Segment Start: Data

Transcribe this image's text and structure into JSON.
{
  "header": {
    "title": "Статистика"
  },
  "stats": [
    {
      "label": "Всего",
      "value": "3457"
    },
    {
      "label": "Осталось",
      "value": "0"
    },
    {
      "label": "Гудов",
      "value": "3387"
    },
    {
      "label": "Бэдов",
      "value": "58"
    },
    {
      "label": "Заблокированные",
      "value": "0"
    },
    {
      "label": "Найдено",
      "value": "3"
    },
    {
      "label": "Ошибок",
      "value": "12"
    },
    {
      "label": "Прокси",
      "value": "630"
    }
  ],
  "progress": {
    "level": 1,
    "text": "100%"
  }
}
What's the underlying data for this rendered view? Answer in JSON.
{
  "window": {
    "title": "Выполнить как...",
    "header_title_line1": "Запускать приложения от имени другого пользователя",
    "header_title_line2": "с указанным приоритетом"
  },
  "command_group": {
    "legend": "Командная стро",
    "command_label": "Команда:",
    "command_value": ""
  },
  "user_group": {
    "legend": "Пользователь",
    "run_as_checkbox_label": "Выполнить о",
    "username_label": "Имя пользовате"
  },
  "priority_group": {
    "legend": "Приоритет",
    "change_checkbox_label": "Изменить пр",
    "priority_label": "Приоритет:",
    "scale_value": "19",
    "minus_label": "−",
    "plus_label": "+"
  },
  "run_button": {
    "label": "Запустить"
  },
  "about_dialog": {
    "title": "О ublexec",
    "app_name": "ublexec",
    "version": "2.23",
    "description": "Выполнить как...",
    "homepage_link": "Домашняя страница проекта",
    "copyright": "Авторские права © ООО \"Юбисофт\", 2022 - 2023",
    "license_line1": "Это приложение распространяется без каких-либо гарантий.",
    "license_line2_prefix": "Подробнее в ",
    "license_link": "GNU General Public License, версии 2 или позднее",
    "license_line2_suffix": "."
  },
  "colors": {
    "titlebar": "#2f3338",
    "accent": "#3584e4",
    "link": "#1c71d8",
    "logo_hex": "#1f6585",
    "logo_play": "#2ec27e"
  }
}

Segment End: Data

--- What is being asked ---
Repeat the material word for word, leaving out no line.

--- Solution ---
Transcribe this image's text and structure into JSON.
{
  "header": {
    "title": "Статистика"
  },
  "stats": [
    {
      "label": "Всего",
      "value": "3457"
    },
    {
      "label": "Осталось",
      "value": "0"
    },
    {
      "label": "Гудов",
      "value": "3387"
    },
    {
      "label": "Бэдов",
      "value": "58"
    },
    {
      "label": "Заблокированные",
      "value": "0"
    },
    {
      "label": "Найдено",
      "value": "3"
    },
    {
      "label": "Ошибок",
      "value": "12"
    },
    {
      "label": "Прокси",
      "value": "630"
    }
  ],
  "progress": {
    "level": 1,
    "text": "100%"
  }
}
What's the underlying data for this rendered view? Answer in JSON.
{
  "window": {
    "title": "Выполнить как...",
    "header_title_line1": "Запускать приложения от имени другого пользователя",
    "header_title_line2": "с указанным приоритетом"
  },
  "command_group": {
    "legend": "Командная стро",
    "command_label": "Команда:",
    "command_value": ""
  },
  "user_group": {
    "legend": "Пользователь",
    "run_as_checkbox_label": "Выполнить о",
    "username_label": "Имя пользовате"
  },
  "priority_group": {
    "legend": "Приоритет",
    "change_checkbox_label": "Изменить пр",
    "priority_label": "Приоритет:",
    "scale_value": "19",
    "minus_label": "−",
    "plus_label": "+"
  },
  "run_button": {
    "label": "Запустить"
  },
  "about_dialog": {
    "title": "О ublexec",
    "app_name": "ublexec",
    "version": "2.23",
    "description": "Выполнить как...",
    "homepage_link": "Домашняя страница проекта",
    "copyright": "Авторские права © ООО \"Юбисофт\", 2022 - 2023",
    "license_line1": "Это приложение распространяется без каких-либо гарантий.",
    "license_line2_prefix": "Подробнее в ",
    "license_link": "GNU General Public License, версии 2 или позднее",
    "license_line2_suffix": "."
  },
  "colors": {
    "titlebar": "#2f3338",
    "accent": "#3584e4",
    "link": "#1c71d8",
    "logo_hex": "#1f6585",
    "logo_play": "#2ec27e"
  }
}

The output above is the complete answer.